For many years leading up into the 1980's Lynn Ashby and Texan historians had premonitions that the Twin Sisters were buried in the Harrisburg area and inside the boundaries of Houston, Texas. They had documentations that proved where its last stop was located -- that's Henry North Graves found the twins resting on a flat car shortly after all hostilities ended. He actually saw the Battle of San Jacinto plaques on the carriages with cannons sitting on a flat car of the Galveston, Houton and Henderson Railway Company in 1865 near Brady's Island. In 1987, this railway line hadn't moved an inch. The GH&H tracks cross Bray's Bayou near Mason Park in the Harrisburg area. Both cannons were sitting amongst other bad cannons tagged for destruction.

Henry North Graves, John Barett, Ira Pruitt, Jack Taylor, Sol Thomas and a freed black servant named Dan found and stole the cannons, burned the carriages and rolled the cannons down to the edge of Bray's Bayou and buried the cannons "so damn deep no Yankee will ever find them," said Graves. Had they not intervened in recovering the cannons they would have been scrapped, destroyed or recycled. That had been a common practice with the English for hundreds of years. Captured guns were amassed in huge piles and recycled into bigger hardware at the Tower of London or Woolrich. What nobody can figure out is exactly where and what side of Bray's Bayou the cannons are buried. Time changes scenery after 30 years - that's how long they had been buried until the men returned to dig them up. The site was barren -- stripped of all brush, the train station depot gone, too. Time passed had erased the visual historical landmarks that dark night when the cannons went missing. They couldn't have buried them deep without finding water since the elevation of Brady's island is 16 feet. Eight hundred pound cannons don't roll easily or very far.

Graves returned again in 1920, but his memory had faded.
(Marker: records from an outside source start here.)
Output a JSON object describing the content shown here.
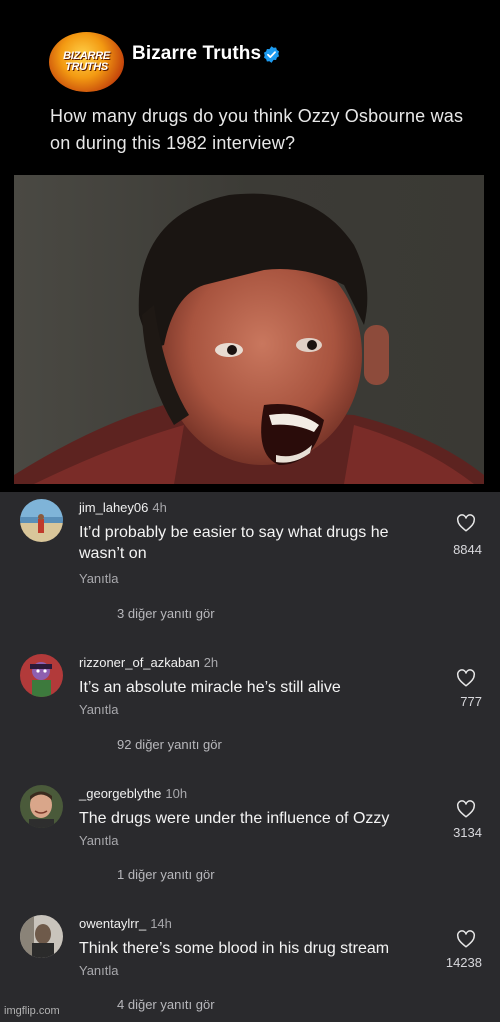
{
  "post": {
    "logo_text_line1": "BIZARRE",
    "logo_text_line2": "TRUTHS",
    "account_name": "Bizarre Truths",
    "verified_icon": "verified-badge-icon",
    "caption": "How many drugs do you think Ozzy Osbourne was on during this 1982 interview?",
    "accent_color": "#1d9bf0"
  },
  "comments": [
    {
      "username": "jim_lahey06",
      "time": "4h",
      "text": "It’d probably be easier to say what drugs he wasn’t on",
      "reply_label": "Yanıtla",
      "view_replies": "3 diğer yanıtı gör",
      "likes": "8844"
    },
    {
      "username": "rizzoner_of_azkaban",
      "time": "2h",
      "text": "It’s an absolute miracle he’s still alive",
      "reply_label": "Yanıtla",
      "view_replies": "92 diğer yanıtı gör",
      "likes": "777"
    },
    {
      "username": "_georgeblythe",
      "time": "10h",
      "text": "The drugs were under the influence of Ozzy",
      "reply_label": "Yanıtla",
      "view_replies": "1 diğer yanıtı gör",
      "likes": "3134"
    },
    {
      "username": "owentaylrr_",
      "time": "14h",
      "text": "Think there’s some blood in his drug stream",
      "reply_label": "Yanıtla",
      "view_replies": "4 diğer yanıtı gör",
      "likes": "14238"
    }
  ],
  "watermark": "imgflip.com"
}
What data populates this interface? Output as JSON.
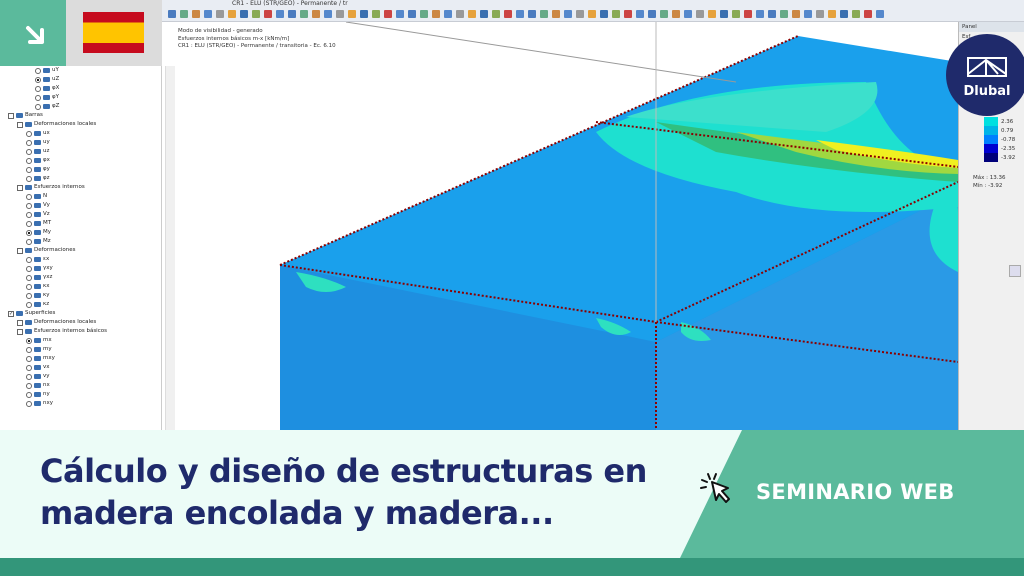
{
  "window_title": "CR1 - ELU (STR/GEO) - Permanente / tr",
  "view_info": [
    "Modo de visibilidad - generado",
    "Esfuerzos internos básicos m-x [kNm/m]",
    "CR1 : ELU (STR/GEO) - Permanente / transitoria - Ec. 6.10"
  ],
  "tree": [
    {
      "label": "uY",
      "level": 3,
      "type": "radio",
      "on": false
    },
    {
      "label": "uZ",
      "level": 3,
      "type": "radio",
      "on": true
    },
    {
      "label": "φX",
      "level": 3,
      "type": "radio",
      "on": false
    },
    {
      "label": "φY",
      "level": 3,
      "type": "radio",
      "on": false
    },
    {
      "label": "φZ",
      "level": 3,
      "type": "radio",
      "on": false
    },
    {
      "label": "Barras",
      "level": 0,
      "type": "check",
      "on": false
    },
    {
      "label": "Deformaciones locales",
      "level": 1,
      "type": "check",
      "on": false
    },
    {
      "label": "ux",
      "level": 2,
      "type": "radio",
      "on": false
    },
    {
      "label": "uy",
      "level": 2,
      "type": "radio",
      "on": false
    },
    {
      "label": "uz",
      "level": 2,
      "type": "radio",
      "on": false
    },
    {
      "label": "φx",
      "level": 2,
      "type": "radio",
      "on": false
    },
    {
      "label": "φy",
      "level": 2,
      "type": "radio",
      "on": false
    },
    {
      "label": "φz",
      "level": 2,
      "type": "radio",
      "on": false
    },
    {
      "label": "Esfuerzos internos",
      "level": 1,
      "type": "check",
      "on": false
    },
    {
      "label": "N",
      "level": 2,
      "type": "radio",
      "on": false
    },
    {
      "label": "Vy",
      "level": 2,
      "type": "radio",
      "on": false
    },
    {
      "label": "Vz",
      "level": 2,
      "type": "radio",
      "on": false
    },
    {
      "label": "MT",
      "level": 2,
      "type": "radio",
      "on": false
    },
    {
      "label": "My",
      "level": 2,
      "type": "radio",
      "on": true
    },
    {
      "label": "Mz",
      "level": 2,
      "type": "radio",
      "on": false
    },
    {
      "label": "Deformaciones",
      "level": 1,
      "type": "check",
      "on": false
    },
    {
      "label": "εx",
      "level": 2,
      "type": "radio",
      "on": false
    },
    {
      "label": "γxy",
      "level": 2,
      "type": "radio",
      "on": false
    },
    {
      "label": "γxz",
      "level": 2,
      "type": "radio",
      "on": false
    },
    {
      "label": "κx",
      "level": 2,
      "type": "radio",
      "on": false
    },
    {
      "label": "κy",
      "level": 2,
      "type": "radio",
      "on": false
    },
    {
      "label": "κz",
      "level": 2,
      "type": "radio",
      "on": false
    },
    {
      "label": "Superficies",
      "level": 0,
      "type": "check",
      "on": true
    },
    {
      "label": "Deformaciones locales",
      "level": 1,
      "type": "check",
      "on": false
    },
    {
      "label": "Esfuerzos internos básicos",
      "level": 1,
      "type": "check",
      "on": false
    },
    {
      "label": "mx",
      "level": 2,
      "type": "radio",
      "on": true
    },
    {
      "label": "my",
      "level": 2,
      "type": "radio",
      "on": false
    },
    {
      "label": "mxy",
      "level": 2,
      "type": "radio",
      "on": false
    },
    {
      "label": "vx",
      "level": 2,
      "type": "radio",
      "on": false
    },
    {
      "label": "vy",
      "level": 2,
      "type": "radio",
      "on": false
    },
    {
      "label": "nx",
      "level": 2,
      "type": "radio",
      "on": false
    },
    {
      "label": "ny",
      "level": 2,
      "type": "radio",
      "on": false
    },
    {
      "label": "nxy",
      "level": 2,
      "type": "radio",
      "on": false
    }
  ],
  "panel": {
    "title": "Panel",
    "subtitle": "Esf...",
    "legend": [
      {
        "value": "2.36",
        "color": "#00e0e0"
      },
      {
        "value": "0.79",
        "color": "#00b4e8"
      },
      {
        "value": "-0.78",
        "color": "#0080ff"
      },
      {
        "value": "-2.35",
        "color": "#0000d0"
      },
      {
        "value": "-3.92",
        "color": "#00007a"
      }
    ],
    "max_label": "Máx :",
    "max": "13.36",
    "min_label": "Mín :",
    "min": "-3.92"
  },
  "logo": "Dlubal",
  "banner": {
    "title": "Cálculo y diseño de estructuras en madera encolada y madera...",
    "tag": "SEMINARIO WEB"
  },
  "colors": {
    "brand_green": "#5bba9c",
    "navy": "#1f2a6b"
  }
}
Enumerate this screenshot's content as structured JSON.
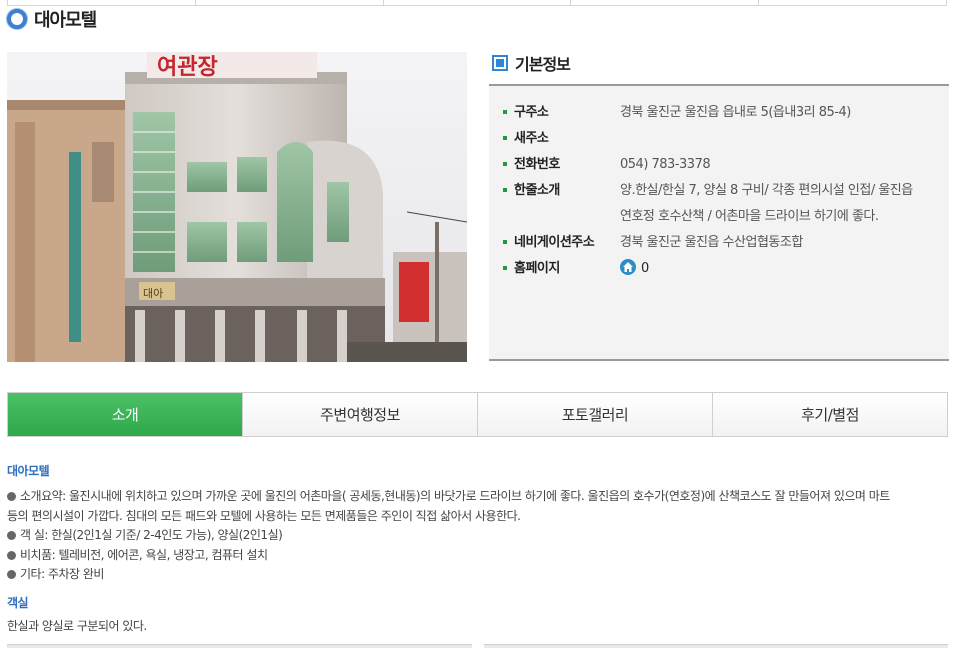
{
  "page": {
    "title": "대아모텔"
  },
  "photo": {
    "sign_text": "여관장",
    "shop_sign": "대아"
  },
  "basic_info": {
    "title": "기본정보",
    "rows": [
      {
        "label": "구주소",
        "value": "경북 울진군 울진읍 읍내로 5(읍내3리 85-4)"
      },
      {
        "label": "새주소",
        "value": ""
      },
      {
        "label": "전화번호",
        "value": "054) 783-3378"
      },
      {
        "label": "한줄소개",
        "value_line1": "양.한실/한실 7, 양실 8 구비/ 각종 편의시설 인접/ 울진읍",
        "value_line2": "연호정 호수산책 / 어촌마을 드라이브 하기에 좋다."
      },
      {
        "label": "네비게이션주소",
        "value": "경북 울진군 울진읍 수산업협동조합"
      },
      {
        "label": "홈페이지",
        "value": "0",
        "icon": "home-icon"
      }
    ]
  },
  "tabs": [
    {
      "label": "소개",
      "active": true
    },
    {
      "label": "주변여행정보",
      "active": false
    },
    {
      "label": "포토갤러리",
      "active": false
    },
    {
      "label": "후기/별점",
      "active": false
    }
  ],
  "description": {
    "section1_title": "대아모텔",
    "bullets": [
      "소개요약: 울진시내에 위치하고 있으며 가까운 곳에 울진의 어촌마을( 공세동,현내동)의 바닷가로 드라이브 하기에 좋다. 울진읍의 호수가(연호정)에 산책코스도 잘 만들어져 있으며 마트",
      "객 실: 한실(2인1실 기준/ 2-4인도 가능), 양실(2인1실)",
      "비치품: 텔레비전, 에어콘, 욕실, 냉장고, 컴퓨터 설치",
      "기타: 주차장 완비"
    ],
    "bullet1_cont": "등의 편의시설이 가깝다. 침대의 모든 패드와 모텔에 사용하는 모든 면제품들은 주인이 직접 삶아서 사용한다.",
    "section2_title": "객실",
    "section2_text": "한실과 양실로 구분되어 있다."
  },
  "colors": {
    "accent_green": "#2ea84b",
    "accent_blue": "#2d6ec0",
    "bullet_green": "#1f9a3f"
  }
}
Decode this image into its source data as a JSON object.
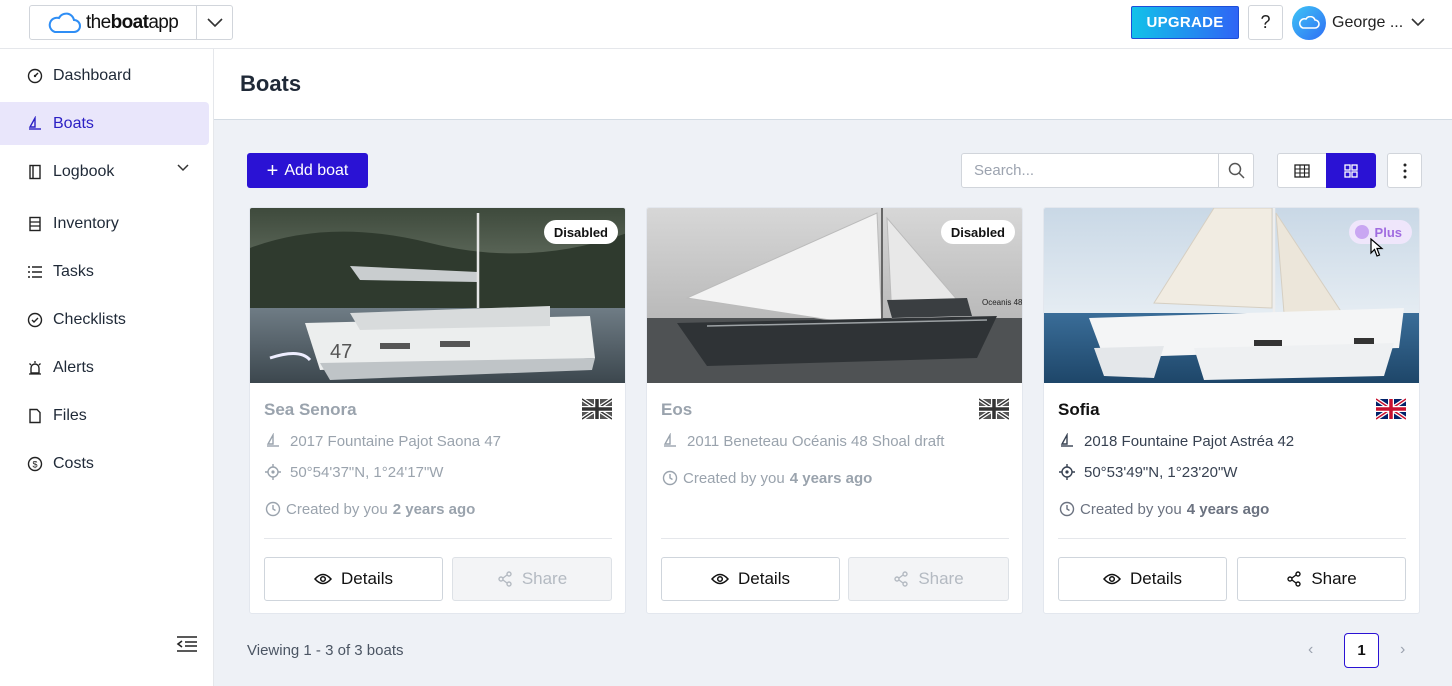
{
  "brand": {
    "text_light": "the",
    "text_bold": "boat",
    "text_tail": "app"
  },
  "header": {
    "upgrade_label": "UPGRADE",
    "help_label": "?",
    "user_name": "George ..."
  },
  "sidebar": {
    "items": [
      {
        "label": "Dashboard",
        "icon": "dashboard-icon"
      },
      {
        "label": "Boats",
        "icon": "sailboat-icon",
        "active": true
      },
      {
        "label": "Logbook",
        "icon": "book-icon",
        "expandable": true
      },
      {
        "label": "Inventory",
        "icon": "inventory-icon"
      },
      {
        "label": "Tasks",
        "icon": "list-icon"
      },
      {
        "label": "Checklists",
        "icon": "check-circle-icon"
      },
      {
        "label": "Alerts",
        "icon": "alarm-icon"
      },
      {
        "label": "Files",
        "icon": "file-icon"
      },
      {
        "label": "Costs",
        "icon": "dollar-icon"
      }
    ]
  },
  "page": {
    "title": "Boats"
  },
  "toolbar": {
    "add_label": "Add boat",
    "search_placeholder": "Search..."
  },
  "colors": {
    "accent": "#2a12d4",
    "active_bg": "#e9e6fb",
    "plus_badge": "#a06be0"
  },
  "boats": [
    {
      "name": "Sea Senora",
      "badge": "Disabled",
      "model": "2017 Fountaine Pajot Saona 47",
      "location": "50°54'37\"N, 1°24'17\"W",
      "created_prefix": "Created by you",
      "created_when": "2 years ago",
      "flag": "uk-flag-grey",
      "details_label": "Details",
      "share_label": "Share",
      "share_enabled": false,
      "hull_number": "47"
    },
    {
      "name": "Eos",
      "badge": "Disabled",
      "model": "2011 Beneteau Océanis 48 Shoal draft",
      "created_prefix": "Created by you",
      "created_when": "4 years ago",
      "flag": "uk-flag-grey",
      "details_label": "Details",
      "share_label": "Share",
      "share_enabled": false,
      "image_caption": "Oceanis 48"
    },
    {
      "name": "Sofia",
      "badge": "Plus",
      "model": "2018 Fountaine Pajot Astréa 42",
      "location": "50°53'49\"N, 1°23'20\"W",
      "created_prefix": "Created by you",
      "created_when": "4 years ago",
      "flag": "uk-flag-color",
      "details_label": "Details",
      "share_label": "Share",
      "share_enabled": true
    }
  ],
  "pagination": {
    "summary": "Viewing 1 - 3 of 3 boats",
    "current_page": "1",
    "prev": "‹",
    "next": "›"
  }
}
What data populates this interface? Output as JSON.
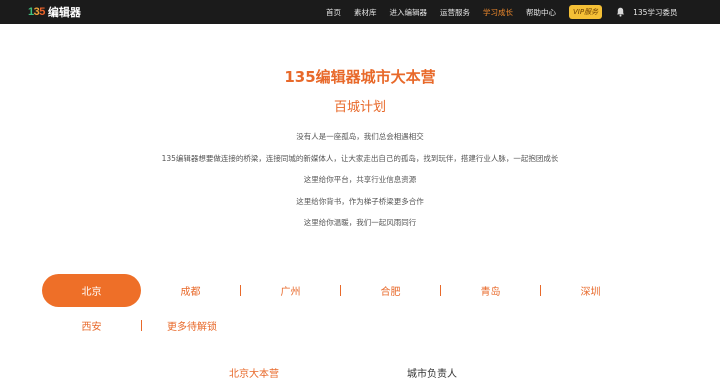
{
  "header": {
    "logo_mark": [
      "1",
      "3",
      "5"
    ],
    "logo_text": "编辑器",
    "nav": [
      {
        "label": "首页",
        "active": false
      },
      {
        "label": "素材库",
        "active": false
      },
      {
        "label": "进入编辑器",
        "active": false
      },
      {
        "label": "运营服务",
        "active": false
      },
      {
        "label": "学习成长",
        "active": true
      },
      {
        "label": "帮助中心",
        "active": false
      }
    ],
    "vip_label": "VIP服务",
    "bell_icon": "bell-icon",
    "user_label": "135学习委员"
  },
  "hero": {
    "title": "135编辑器城市大本营",
    "subtitle": "百城计划",
    "lines": [
      "没有人是一座孤岛，我们总会相遇相交",
      "135编辑器想要做连接的桥梁，连接同城的新媒体人，让大家走出自己的孤岛，找到玩伴，搭建行业人脉，一起抱团成长",
      "这里给你平台，共享行业信息资源",
      "这里给你背书，作为梯子桥梁更多合作",
      "这里给你温暖，我们一起风雨同行"
    ]
  },
  "cities": {
    "row1": [
      {
        "label": "北京",
        "active": true
      },
      {
        "label": "成都",
        "active": false
      },
      {
        "label": "广州",
        "active": false
      },
      {
        "label": "合肥",
        "active": false
      },
      {
        "label": "青岛",
        "active": false
      },
      {
        "label": "深圳",
        "active": false
      }
    ],
    "row2": [
      {
        "label": "西安",
        "active": false
      },
      {
        "label": "更多待解锁",
        "active": false
      }
    ]
  },
  "sections": {
    "left": "北京大本营",
    "right": "城市负责人"
  },
  "colors": {
    "accent": "#e8692a",
    "tab_active_bg": "#ee6f28",
    "topbar_bg": "#1b1b1b",
    "vip_bg": "#f5c036"
  }
}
What is known is the fact that five men couldn't pick up an 800-pound cannon and throw it into Bray's Bayou. The men also couldn't have buried the cannons too deeply once water infiltrated the holes. They might have been buried further back from the water's edge, but digging in clay soil would have been too time consuming as sunrise was fast approaching. Many military depots were secret locations and were dismantled afte the Civil War and documentation was destroyed. These cannons couldn't just disappear, but they did and nobody has found them yet. Once water laden soil is encountered it becomes extremely difficult to bury anything. Saturated soil is a cannon or treasure hunters nightmare. Objects buried in heavy soil remain in shallow graves. If rolled into Bray's Bayou they sink deep into the ooze, then covered with silt or bank side slippage, but what the men didn't say was they were wet. To sink in mud they just needed to shake them to settle, but that is no small fete. This is what the Cannonsburg group encountered.

Legends still swirl around the vanishing act of the fate of the Twin Sisters. Their heritage still lives in the heart of Texans and Americans today just as the fate of the Cannonsburg cannon does too, but ways of finding them is changing. Instead of dowsing rods, range finders, electronic and computerized metal detectors, the best hunters seek out Ground Penetrating Radar or electromagnetic detection units. These aren't for the fate of wallet seekers. These units sell for up to a quarter of a million dollars. The Cannonsburg group first used the experimental versions in 1986. We helped lay the pioneer groundwork for today's GPR's. Bob at the time of his death wasn't aware of how advanced this technology had become. Then again the new electronic computerized versions of metal detectors seems to have taken some of the mystery out of digging up something by seeing it before you dig it.

1 comment:

  1. Great write up!

    Jeff (Spring, Tx)